_Problem to work on_
Could you copy every record below exactly, leaving out the pictures?

_Task inputs_
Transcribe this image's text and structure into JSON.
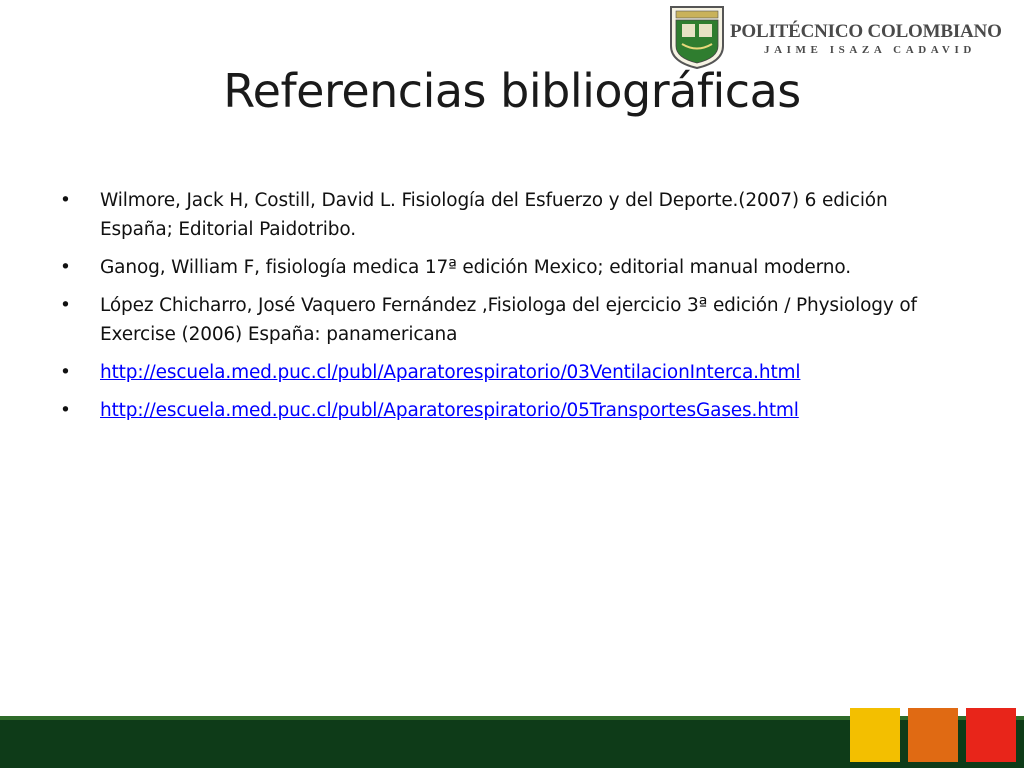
{
  "logo": {
    "name": "POLITÉCNICO COLOMBIANO",
    "subtitle": "JAIME ISAZA CADAVID"
  },
  "title": "Referencias bibliográficas",
  "bullet_glyph": "•",
  "references": [
    {
      "text": "Wilmore, Jack H, Costill, David L. Fisiología del Esfuerzo y del Deporte.(2007) 6 edición España; Editorial Paidotribo."
    },
    {
      "text": "Ganog, William F, fisiología medica 17ª edición Mexico; editorial manual moderno."
    },
    {
      "text": "López Chicharro, José Vaquero Fernández ,Fisiologa del ejercicio 3ª edición / Physiology of Exercise (2006) España: panamericana"
    },
    {
      "link": "http://escuela.med.puc.cl/publ/Aparatorespiratorio/03VentilacionInterca.html"
    },
    {
      "link": "http://escuela.med.puc.cl/publ/Aparatorespiratorio/05TransportesGases.html"
    }
  ],
  "colors": {
    "footer_dark_green": "#0e3b18",
    "footer_green_stripe": "#2e6b2a",
    "swatch_yellow": "#f3bf00",
    "swatch_orange": "#e06a13",
    "swatch_red": "#e8251a",
    "link_blue": "#0000ff"
  }
}
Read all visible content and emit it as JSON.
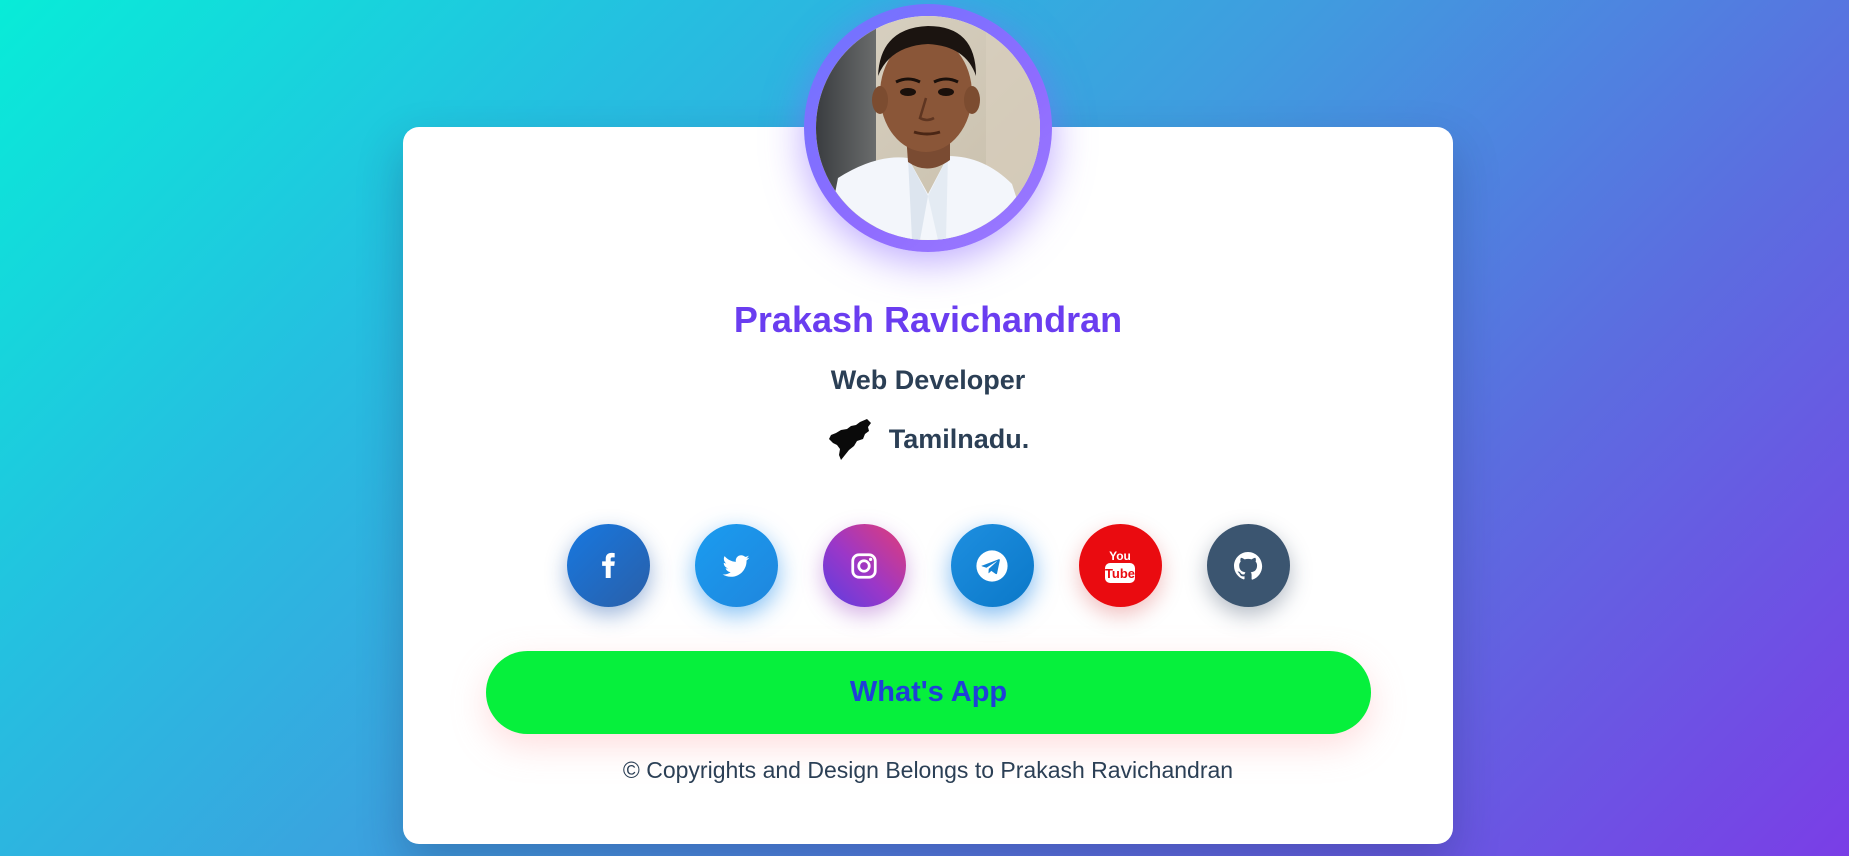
{
  "profile": {
    "name": "Prakash Ravichandran",
    "role": "Web Developer",
    "location": "Tamilnadu.",
    "avatar_icon": "profile-photo"
  },
  "socials": [
    {
      "name": "Facebook",
      "icon": "facebook-icon",
      "color": "#1f6cc7"
    },
    {
      "name": "Twitter",
      "icon": "twitter-icon",
      "color": "#1c96ea"
    },
    {
      "name": "Instagram",
      "icon": "instagram-icon",
      "color": "#b03aa8"
    },
    {
      "name": "Telegram",
      "icon": "telegram-icon",
      "color": "#1583d4"
    },
    {
      "name": "YouTube",
      "icon": "youtube-icon",
      "color": "#ea0b10"
    },
    {
      "name": "GitHub",
      "icon": "github-icon",
      "color": "#3b5570"
    }
  ],
  "whatsapp_label": "What's App",
  "footer": "© Copyrights and Design Belongs to Prakash Ravichandran",
  "colors": {
    "name": "#6a3df0",
    "text": "#2b3f55",
    "whatsapp_bg": "#06f03c",
    "whatsapp_text": "#1f40d8",
    "avatar_ring": "#7f6dff"
  }
}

_Solution for this task_
Transcribe this image's text and structure into JSON.
{
  "logo": {
    "name": "POLITÉCNICO COLOMBIANO",
    "subtitle": "JAIME ISAZA CADAVID"
  },
  "title": "Referencias bibliográficas",
  "bullet_glyph": "•",
  "references": [
    {
      "text": "Wilmore, Jack H, Costill, David L. Fisiología del Esfuerzo y del Deporte.(2007) 6 edición España; Editorial Paidotribo."
    },
    {
      "text": "Ganog, William F, fisiología medica 17ª edición Mexico; editorial manual moderno."
    },
    {
      "text": "López Chicharro, José Vaquero Fernández ,Fisiologa del ejercicio 3ª edición / Physiology of Exercise (2006) España: panamericana"
    },
    {
      "link": "http://escuela.med.puc.cl/publ/Aparatorespiratorio/03VentilacionInterca.html"
    },
    {
      "link": "http://escuela.med.puc.cl/publ/Aparatorespiratorio/05TransportesGases.html"
    }
  ],
  "colors": {
    "footer_dark_green": "#0e3b18",
    "footer_green_stripe": "#2e6b2a",
    "swatch_yellow": "#f3bf00",
    "swatch_orange": "#e06a13",
    "swatch_red": "#e8251a",
    "link_blue": "#0000ff"
  }
}
Read all visible content and emit it as JSON.
{
  "profile": {
    "name": "Prakash Ravichandran",
    "role": "Web Developer",
    "location": "Tamilnadu.",
    "avatar_icon": "profile-photo"
  },
  "socials": [
    {
      "name": "Facebook",
      "icon": "facebook-icon",
      "color": "#1f6cc7"
    },
    {
      "name": "Twitter",
      "icon": "twitter-icon",
      "color": "#1c96ea"
    },
    {
      "name": "Instagram",
      "icon": "instagram-icon",
      "color": "#b03aa8"
    },
    {
      "name": "Telegram",
      "icon": "telegram-icon",
      "color": "#1583d4"
    },
    {
      "name": "YouTube",
      "icon": "youtube-icon",
      "color": "#ea0b10"
    },
    {
      "name": "GitHub",
      "icon": "github-icon",
      "color": "#3b5570"
    }
  ],
  "whatsapp_label": "What's App",
  "footer": "© Copyrights and Design Belongs to Prakash Ravichandran",
  "colors": {
    "name": "#6a3df0",
    "text": "#2b3f55",
    "whatsapp_bg": "#06f03c",
    "whatsapp_text": "#1f40d8",
    "avatar_ring": "#7f6dff"
  }
}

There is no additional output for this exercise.